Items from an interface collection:
★ ★ ★

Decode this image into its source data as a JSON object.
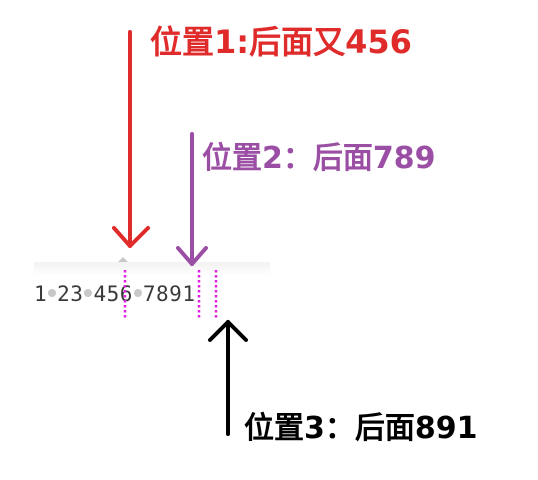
{
  "annotations": [
    {
      "id": "pos1",
      "text": "位置1:后面又456",
      "color": "#e02b2b"
    },
    {
      "id": "pos2",
      "text": "位置2：后面789",
      "color": "#9b4fa4"
    },
    {
      "id": "pos3",
      "text": "位置3：后面891",
      "color": "#000000"
    }
  ],
  "text_line": {
    "tokens": [
      "1",
      "23",
      "456",
      "7891"
    ]
  },
  "colors": {
    "cursor_marker": "#e21fe2",
    "space_dot": "#c8c8c8",
    "code_text": "#3a3a3a"
  },
  "icons": [
    "arrow-down-icon",
    "arrow-down-icon",
    "arrow-up-icon"
  ]
}
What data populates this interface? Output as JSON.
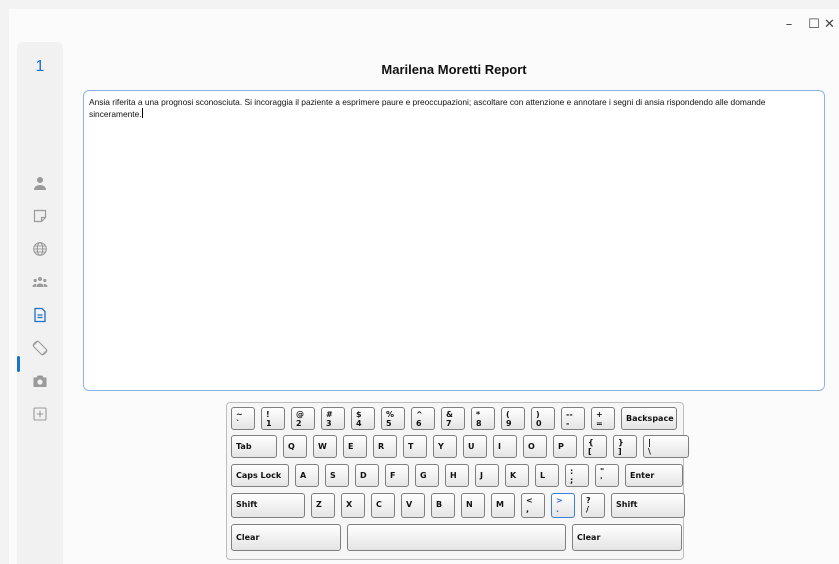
{
  "window": {
    "min_glyph": "–",
    "max_glyph": "☐",
    "close_glyph": "✕"
  },
  "sidebar": {
    "number": "1",
    "active_index": 4
  },
  "report": {
    "title": "Marilena Moretti Report",
    "text": "Ansia riferita a una prognosi sconosciuta. Si incoraggia il paziente a esprimere paure e preoccupazioni; ascoltare con attenzione e annotare i segni di ansia rispondendo alle domande sinceramente."
  },
  "keyboard": {
    "row1": [
      {
        "up": "~",
        "dn": "`"
      },
      {
        "up": "!",
        "dn": "1"
      },
      {
        "up": "@",
        "dn": "2"
      },
      {
        "up": "#",
        "dn": "3"
      },
      {
        "up": "$",
        "dn": "4"
      },
      {
        "up": "%",
        "dn": "5"
      },
      {
        "up": "^",
        "dn": "6"
      },
      {
        "up": "&",
        "dn": "7"
      },
      {
        "up": "*",
        "dn": "8"
      },
      {
        "up": "(",
        "dn": "9"
      },
      {
        "up": ")",
        "dn": "0"
      },
      {
        "up": "--",
        "dn": "-"
      },
      {
        "up": "+",
        "dn": "="
      },
      {
        "label": "Backspace"
      }
    ],
    "row2": [
      {
        "label": "Tab"
      },
      {
        "label": "Q"
      },
      {
        "label": "W"
      },
      {
        "label": "E"
      },
      {
        "label": "R"
      },
      {
        "label": "T"
      },
      {
        "label": "Y"
      },
      {
        "label": "U"
      },
      {
        "label": "I"
      },
      {
        "label": "O"
      },
      {
        "label": "P"
      },
      {
        "up": "{",
        "dn": "["
      },
      {
        "up": "}",
        "dn": "]"
      },
      {
        "up": "|",
        "dn": "\\"
      }
    ],
    "row3": [
      {
        "label": "Caps Lock"
      },
      {
        "label": "A"
      },
      {
        "label": "S"
      },
      {
        "label": "D"
      },
      {
        "label": "F"
      },
      {
        "label": "G"
      },
      {
        "label": "H"
      },
      {
        "label": "J"
      },
      {
        "label": "K"
      },
      {
        "label": "L"
      },
      {
        "up": ":",
        "dn": ";"
      },
      {
        "up": "\"",
        "dn": "'"
      },
      {
        "label": "Enter"
      }
    ],
    "row4": [
      {
        "label": "Shift"
      },
      {
        "label": "Z"
      },
      {
        "label": "X"
      },
      {
        "label": "C"
      },
      {
        "label": "V"
      },
      {
        "label": "B"
      },
      {
        "label": "N"
      },
      {
        "label": "M"
      },
      {
        "up": "<",
        "dn": ","
      },
      {
        "up": ">",
        "dn": ".",
        "focused": true
      },
      {
        "up": "?",
        "dn": "/"
      },
      {
        "label": "Shift"
      }
    ],
    "row5": [
      {
        "label": "Clear"
      },
      {
        "label": ""
      },
      {
        "label": "Clear"
      }
    ]
  }
}
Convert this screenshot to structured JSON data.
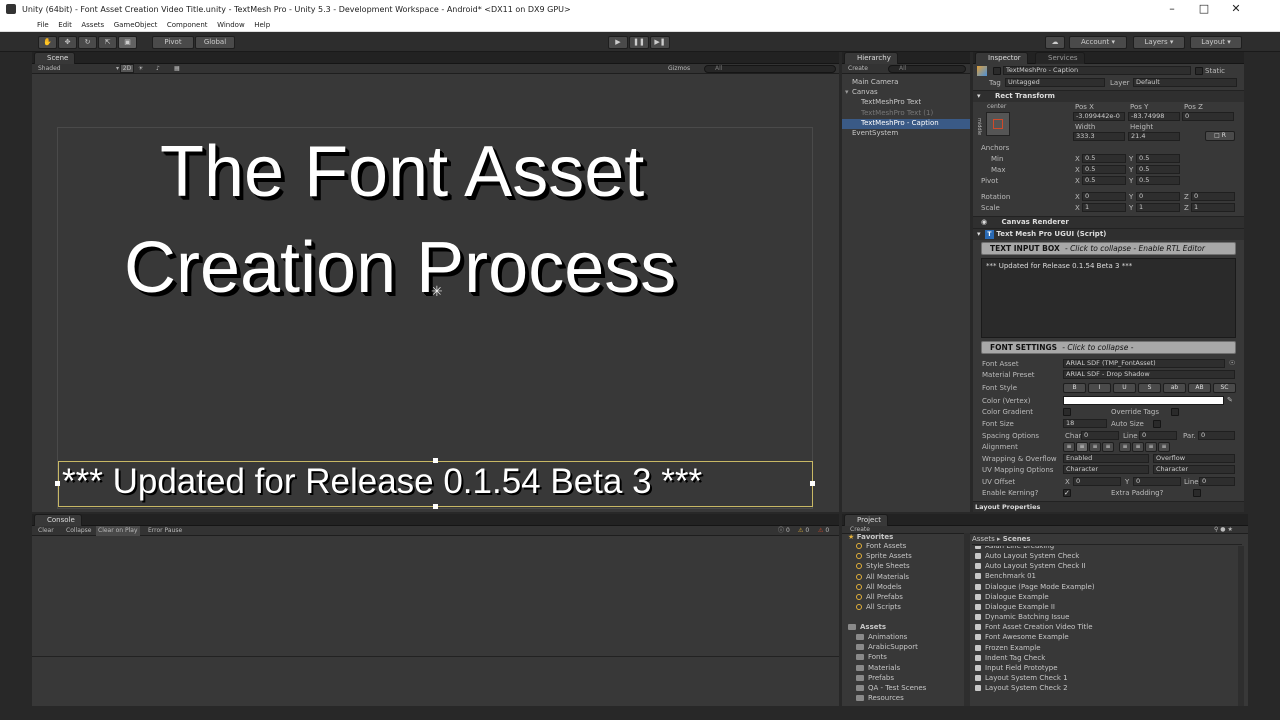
{
  "window": {
    "title": "Unity (64bit) - Font Asset Creation Video Title.unity - TextMesh Pro - Unity 5.3 - Development Workspace - Android* <DX11 on DX9 GPU>"
  },
  "menu": [
    "File",
    "Edit",
    "Assets",
    "GameObject",
    "Component",
    "Window",
    "Help"
  ],
  "toolbar": {
    "pivot": "Pivot",
    "global": "Global",
    "account": "Account",
    "layers": "Layers",
    "layout": "Layout"
  },
  "scene": {
    "tab": "Scene",
    "shaded": "Shaded",
    "mode2d": "2D",
    "gizmos": "Gizmos",
    "search": "All",
    "title_line1": "The Font Asset",
    "title_line2": "Creation Process",
    "caption": "*** Updated for Release 0.1.54 Beta 3 ***"
  },
  "hierarchy": {
    "tab": "Hierarchy",
    "create": "Create",
    "search": "All",
    "items": [
      {
        "label": "Main Camera",
        "indent": 0,
        "selected": false,
        "dim": false
      },
      {
        "label": "Canvas",
        "indent": 0,
        "selected": false,
        "dim": false
      },
      {
        "label": "TextMeshPro Text",
        "indent": 1,
        "selected": false,
        "dim": false
      },
      {
        "label": "TextMeshPro Text (1)",
        "indent": 1,
        "selected": false,
        "dim": true
      },
      {
        "label": "TextMeshPro - Caption",
        "indent": 1,
        "selected": true,
        "dim": false
      },
      {
        "label": "EventSystem",
        "indent": 0,
        "selected": false,
        "dim": false
      }
    ]
  },
  "inspector": {
    "tab": "Inspector",
    "tab2": "Services",
    "object_name": "TextMeshPro - Caption",
    "static": "Static",
    "tag_label": "Tag",
    "tag_value": "Untagged",
    "layer_label": "Layer",
    "layer_value": "Default",
    "rect_transform": "Rect Transform",
    "anchor_preset": "center",
    "anchor_side": "middle",
    "pos_x_label": "Pos X",
    "pos_y_label": "Pos Y",
    "pos_z_label": "Pos Z",
    "pos_x": "-3.099442e-0",
    "pos_y": "-83.74998",
    "pos_z": "0",
    "width_label": "Width",
    "height_label": "Height",
    "width": "333.3",
    "height": "21.4",
    "anchors": "Anchors",
    "min": "Min",
    "max": "Max",
    "pivot": "Pivot",
    "x": "X",
    "y": "Y",
    "z": "Z",
    "anchor_min_x": "0.5",
    "anchor_min_y": "0.5",
    "anchor_max_x": "0.5",
    "anchor_max_y": "0.5",
    "pivot_x": "0.5",
    "pivot_y": "0.5",
    "rotation": "Rotation",
    "rot_x": "0",
    "rot_y": "0",
    "rot_z": "0",
    "scale": "Scale",
    "scale_x": "1",
    "scale_y": "1",
    "scale_z": "1",
    "canvas_renderer": "Canvas Renderer",
    "tmp_component": "Text Mesh Pro UGUI (Script)",
    "text_input_box": "TEXT INPUT BOX",
    "text_input_hint": "- Click to collapse - Enable RTL Editor",
    "text_value": "*** Updated for Release 0.1.54 Beta 3 ***",
    "font_settings": "FONT SETTINGS",
    "font_settings_hint": "- Click to collapse -",
    "font_asset_label": "Font Asset",
    "font_asset": "ARIAL SDF (TMP_FontAsset)",
    "material_preset_label": "Material Preset",
    "material_preset": "ARIAL SDF - Drop Shadow",
    "font_style_label": "Font Style",
    "font_styles": [
      "B",
      "I",
      "U",
      "S",
      "ab",
      "AB",
      "SC"
    ],
    "color_label": "Color (Vertex)",
    "color_value": "#ffffff",
    "color_gradient": "Color Gradient",
    "override_tags": "Override Tags",
    "font_size_label": "Font Size",
    "font_size": "18",
    "auto_size": "Auto Size",
    "spacing_label": "Spacing Options",
    "char_label": "Char",
    "char": "0",
    "line_label": "Line",
    "line": "0",
    "par_label": "Par.",
    "par": "0",
    "alignment_label": "Alignment",
    "wrapping_label": "Wrapping & Overflow",
    "wrapping": "Enabled",
    "overflow": "Overflow",
    "uv_mapping_label": "UV Mapping Options",
    "uv_h": "Character",
    "uv_v": "Character",
    "uv_offset_label": "UV Offset",
    "uv_x": "0",
    "uv_y": "0",
    "uv_line_label": "Line",
    "uv_line": "0",
    "kerning": "Enable Kerning?",
    "extra_padding": "Extra Padding?",
    "layout_properties": "Layout Properties"
  },
  "console": {
    "tab": "Console",
    "clear": "Clear",
    "collapse": "Collapse",
    "clear_on_play": "Clear on Play",
    "error_pause": "Error Pause",
    "count_info": "0",
    "count_warn": "0",
    "count_err": "0"
  },
  "project": {
    "tab": "Project",
    "create": "Create",
    "favorites_label": "Favorites",
    "favorites": [
      "Font Assets",
      "Sprite Assets",
      "Style Sheets",
      "All Materials",
      "All Models",
      "All Prefabs",
      "All Scripts"
    ],
    "assets_label": "Assets",
    "folders": [
      "Animations",
      "ArabicSupport",
      "Fonts",
      "Materials",
      "Prefabs",
      "QA - Test Scenes",
      "Resources"
    ],
    "breadcrumb_root": "Assets",
    "breadcrumb_current": "Scenes",
    "scenes": [
      "Asian Line Breaking",
      "Auto Layout System Check",
      "Auto Layout System Check II",
      "Benchmark 01",
      "Dialogue (Page Mode Example)",
      "Dialogue Example",
      "Dialogue Example II",
      "Dynamic Batching Issue",
      "Font Asset Creation Video Title",
      "Font Awesome Example",
      "Frozen Example",
      "Indent Tag Check",
      "Input Field Prototype",
      "Layout System Check 1",
      "Layout System Check 2"
    ]
  }
}
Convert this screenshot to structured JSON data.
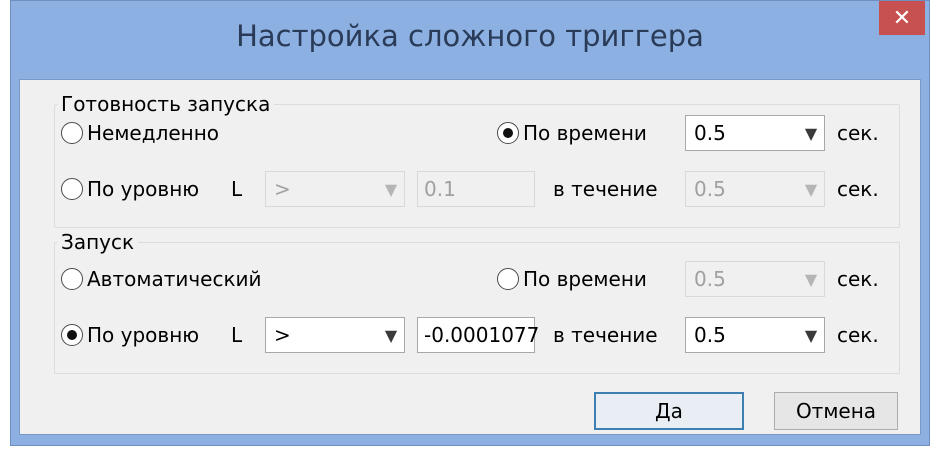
{
  "window": {
    "title": "Настройка сложного триггера",
    "close_glyph": "✕"
  },
  "readiness": {
    "title": "Готовность запуска",
    "immediately": {
      "label": "Немедленно",
      "checked": false
    },
    "by_time": {
      "label": "По времени",
      "checked": true,
      "value": "0.5",
      "unit": "сек."
    },
    "by_level": {
      "label": "По уровню",
      "checked": false,
      "channel": "L",
      "condition": ">",
      "level": "0.1",
      "during_label": "в течение",
      "duration": "0.5",
      "unit": "сек."
    }
  },
  "trigger": {
    "title": "Запуск",
    "automatic": {
      "label": "Автоматический",
      "checked": false
    },
    "by_time": {
      "label": "По времени",
      "checked": false,
      "value": "0.5",
      "unit": "сек."
    },
    "by_level": {
      "label": "По уровню",
      "checked": true,
      "channel": "L",
      "condition": ">",
      "level": "-0.0001077",
      "during_label": "в течение",
      "duration": "0.5",
      "unit": "сек."
    }
  },
  "buttons": {
    "ok": "Да",
    "cancel": "Отмена"
  },
  "icons": {
    "dropdown": "chevron-down-icon"
  }
}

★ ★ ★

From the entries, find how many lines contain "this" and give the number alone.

▶ _YOUR SOLUTION_
4